"This approach allows a worker to begin claiming one type of benefit while still building up delayed retirement credits, which will result in a higher benefit later," explains the paper, which was published in April. Its authors are Alicia M. Munnell, Alex Golub-Sass and Nadia Karamcheva.
Those likely to benefit most from this approach are husbands in two-earner couples. In most cases, the paper explains, the optimal strategy is for a wife to begin collecting Social Security at age 62 as the first step.
The second step would have the husband claim the spousal benefit based on his wife's earnings when he turns 66.
Then, in a third step at age 69, he would claim a higher retired worker benefit due to the delayed retirement credits for waiting beyond age 66, and stop receiving the spousal benefit he had been collecting.
If the woman is the higher earner within the couple, the roles would be reversed.
The paper's authors explain that for this strategy to work the individuals must be married, at least one of them healthy enough delay claiming until 66 and both spouses must have an earnings history.
"The higher and the more equal the earnings records, the more to gain," the authors note.
This is only a quick summary of the "Claim Now, Claim More Later" strategy. I offer it only as example of why it's a good idea to learn more about how Social Security benefits work and to think carefully before you begin collecting.
This work is the opinion of the columnist and in no way reflects the opinion of ABC News.
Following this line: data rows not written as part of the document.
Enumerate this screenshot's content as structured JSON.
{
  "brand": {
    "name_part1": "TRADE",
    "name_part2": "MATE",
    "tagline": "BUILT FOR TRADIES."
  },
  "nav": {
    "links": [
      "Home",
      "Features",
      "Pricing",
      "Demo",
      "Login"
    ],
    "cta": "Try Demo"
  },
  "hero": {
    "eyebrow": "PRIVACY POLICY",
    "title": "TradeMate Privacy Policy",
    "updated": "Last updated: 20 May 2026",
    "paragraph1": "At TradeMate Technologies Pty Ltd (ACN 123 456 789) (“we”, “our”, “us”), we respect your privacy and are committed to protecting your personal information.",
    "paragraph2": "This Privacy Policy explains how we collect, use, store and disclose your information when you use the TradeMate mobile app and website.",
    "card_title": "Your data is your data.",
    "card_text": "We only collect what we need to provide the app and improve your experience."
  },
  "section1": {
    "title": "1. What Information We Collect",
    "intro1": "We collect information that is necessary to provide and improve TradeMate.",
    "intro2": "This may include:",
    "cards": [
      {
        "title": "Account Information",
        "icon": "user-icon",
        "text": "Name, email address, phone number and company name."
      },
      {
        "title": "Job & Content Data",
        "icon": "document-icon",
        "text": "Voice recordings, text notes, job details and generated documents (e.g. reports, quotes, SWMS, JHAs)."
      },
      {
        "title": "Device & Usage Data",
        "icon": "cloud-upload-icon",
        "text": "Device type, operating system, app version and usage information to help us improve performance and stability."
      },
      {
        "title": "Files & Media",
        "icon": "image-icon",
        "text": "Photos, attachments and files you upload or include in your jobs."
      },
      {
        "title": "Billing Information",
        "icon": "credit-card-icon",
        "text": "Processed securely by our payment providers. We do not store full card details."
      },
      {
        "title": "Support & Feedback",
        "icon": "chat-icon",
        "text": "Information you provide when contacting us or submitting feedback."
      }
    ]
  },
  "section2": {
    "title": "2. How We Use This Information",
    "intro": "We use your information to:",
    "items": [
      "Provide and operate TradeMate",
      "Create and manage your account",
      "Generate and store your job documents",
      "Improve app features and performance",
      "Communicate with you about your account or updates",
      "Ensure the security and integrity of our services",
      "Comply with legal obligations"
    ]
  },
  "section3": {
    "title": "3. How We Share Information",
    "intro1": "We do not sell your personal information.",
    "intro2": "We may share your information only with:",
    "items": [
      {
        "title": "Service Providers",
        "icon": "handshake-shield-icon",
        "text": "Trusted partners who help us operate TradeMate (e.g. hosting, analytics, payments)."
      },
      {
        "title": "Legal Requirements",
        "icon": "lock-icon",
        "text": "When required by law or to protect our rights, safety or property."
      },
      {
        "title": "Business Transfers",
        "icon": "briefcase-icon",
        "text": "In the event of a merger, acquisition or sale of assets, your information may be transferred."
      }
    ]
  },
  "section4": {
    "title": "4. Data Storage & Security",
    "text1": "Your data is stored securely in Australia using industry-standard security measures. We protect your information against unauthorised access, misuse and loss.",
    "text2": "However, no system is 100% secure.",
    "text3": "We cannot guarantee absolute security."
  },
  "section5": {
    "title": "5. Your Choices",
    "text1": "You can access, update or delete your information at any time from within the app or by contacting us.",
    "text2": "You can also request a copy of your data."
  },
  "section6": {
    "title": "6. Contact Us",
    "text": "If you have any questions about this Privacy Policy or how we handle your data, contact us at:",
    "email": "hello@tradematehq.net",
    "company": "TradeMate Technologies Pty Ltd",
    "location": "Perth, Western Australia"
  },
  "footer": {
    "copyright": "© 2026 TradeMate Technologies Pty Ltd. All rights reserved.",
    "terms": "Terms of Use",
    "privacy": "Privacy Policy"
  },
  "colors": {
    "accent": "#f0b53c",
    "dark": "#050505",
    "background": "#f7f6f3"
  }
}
David McPherson is founder and principal of Four Ponds Financial Planning in Falmouth, Mass. He previously worked as a financial writer and editor for The Providence Journal in Rhode Island. He is a member of the Garrett Planning Network, whose members provide financial advice to clients on an hourly, as-needed basis. Contact McPherson at email@example.com.